*REQUIRED WORK*. Every line below that holds "your" must be copied.

** SOURCE INFORMATION follows **

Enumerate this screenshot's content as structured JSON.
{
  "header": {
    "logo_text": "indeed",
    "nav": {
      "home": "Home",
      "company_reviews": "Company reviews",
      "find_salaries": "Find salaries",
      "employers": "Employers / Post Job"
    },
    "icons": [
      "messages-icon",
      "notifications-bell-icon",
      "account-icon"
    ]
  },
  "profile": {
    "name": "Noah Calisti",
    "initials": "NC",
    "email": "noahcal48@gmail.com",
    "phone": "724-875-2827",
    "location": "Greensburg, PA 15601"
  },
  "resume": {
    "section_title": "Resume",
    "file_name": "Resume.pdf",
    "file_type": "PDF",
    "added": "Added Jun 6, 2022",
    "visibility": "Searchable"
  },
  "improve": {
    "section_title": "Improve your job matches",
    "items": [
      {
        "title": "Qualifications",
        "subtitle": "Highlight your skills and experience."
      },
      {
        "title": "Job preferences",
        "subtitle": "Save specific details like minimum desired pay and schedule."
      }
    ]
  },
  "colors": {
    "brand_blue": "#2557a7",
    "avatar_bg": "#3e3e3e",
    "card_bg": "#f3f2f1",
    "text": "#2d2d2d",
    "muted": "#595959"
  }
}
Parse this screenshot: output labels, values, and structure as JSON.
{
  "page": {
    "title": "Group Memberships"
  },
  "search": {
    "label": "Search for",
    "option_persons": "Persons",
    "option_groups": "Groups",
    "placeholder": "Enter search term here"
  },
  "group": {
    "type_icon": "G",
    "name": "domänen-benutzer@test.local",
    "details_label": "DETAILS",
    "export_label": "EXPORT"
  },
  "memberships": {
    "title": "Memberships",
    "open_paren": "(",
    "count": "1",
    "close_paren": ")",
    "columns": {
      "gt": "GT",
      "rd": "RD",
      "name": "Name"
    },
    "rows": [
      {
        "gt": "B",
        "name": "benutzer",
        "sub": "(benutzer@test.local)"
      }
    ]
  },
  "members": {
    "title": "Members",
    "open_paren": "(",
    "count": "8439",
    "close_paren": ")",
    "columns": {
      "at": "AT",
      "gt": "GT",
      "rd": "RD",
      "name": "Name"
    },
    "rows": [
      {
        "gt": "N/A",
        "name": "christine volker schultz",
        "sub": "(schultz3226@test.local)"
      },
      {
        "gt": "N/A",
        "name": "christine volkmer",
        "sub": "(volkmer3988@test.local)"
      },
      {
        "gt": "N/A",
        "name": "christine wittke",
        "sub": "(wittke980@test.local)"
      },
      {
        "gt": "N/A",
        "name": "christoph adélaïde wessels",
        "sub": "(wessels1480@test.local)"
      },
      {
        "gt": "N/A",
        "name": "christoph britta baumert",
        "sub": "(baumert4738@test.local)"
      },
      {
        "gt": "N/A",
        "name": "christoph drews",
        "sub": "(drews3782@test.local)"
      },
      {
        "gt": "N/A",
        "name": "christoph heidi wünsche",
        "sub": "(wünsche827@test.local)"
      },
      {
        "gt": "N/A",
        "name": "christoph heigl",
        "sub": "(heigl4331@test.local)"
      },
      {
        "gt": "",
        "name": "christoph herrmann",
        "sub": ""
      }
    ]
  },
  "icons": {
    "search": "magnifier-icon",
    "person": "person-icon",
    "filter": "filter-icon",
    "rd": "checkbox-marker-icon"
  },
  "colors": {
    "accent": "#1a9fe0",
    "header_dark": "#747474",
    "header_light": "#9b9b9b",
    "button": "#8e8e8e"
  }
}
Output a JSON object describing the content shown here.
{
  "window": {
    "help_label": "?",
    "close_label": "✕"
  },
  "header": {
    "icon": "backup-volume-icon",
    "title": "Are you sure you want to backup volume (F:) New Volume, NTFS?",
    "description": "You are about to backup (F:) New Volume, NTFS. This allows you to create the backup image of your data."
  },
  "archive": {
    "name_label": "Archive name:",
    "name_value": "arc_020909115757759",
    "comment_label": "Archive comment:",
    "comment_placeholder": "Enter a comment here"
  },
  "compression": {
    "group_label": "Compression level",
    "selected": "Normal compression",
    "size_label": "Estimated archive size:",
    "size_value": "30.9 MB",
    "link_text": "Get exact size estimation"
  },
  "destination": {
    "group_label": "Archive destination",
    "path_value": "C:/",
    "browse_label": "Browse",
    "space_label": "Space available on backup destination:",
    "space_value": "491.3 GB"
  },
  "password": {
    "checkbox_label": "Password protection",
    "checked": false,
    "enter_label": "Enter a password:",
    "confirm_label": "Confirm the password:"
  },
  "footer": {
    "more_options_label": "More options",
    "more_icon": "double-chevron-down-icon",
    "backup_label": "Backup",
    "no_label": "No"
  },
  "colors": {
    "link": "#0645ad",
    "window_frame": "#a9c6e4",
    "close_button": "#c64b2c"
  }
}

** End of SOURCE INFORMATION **

*SOLUTION FOR THIS TASK*.
    "section_title": "Improve your job matches",
        "subtitle": "Highlight your skills and experience."
    "description": "You are about to backup (F:) New Volume, NTFS. This allows you to create the backup image of your data."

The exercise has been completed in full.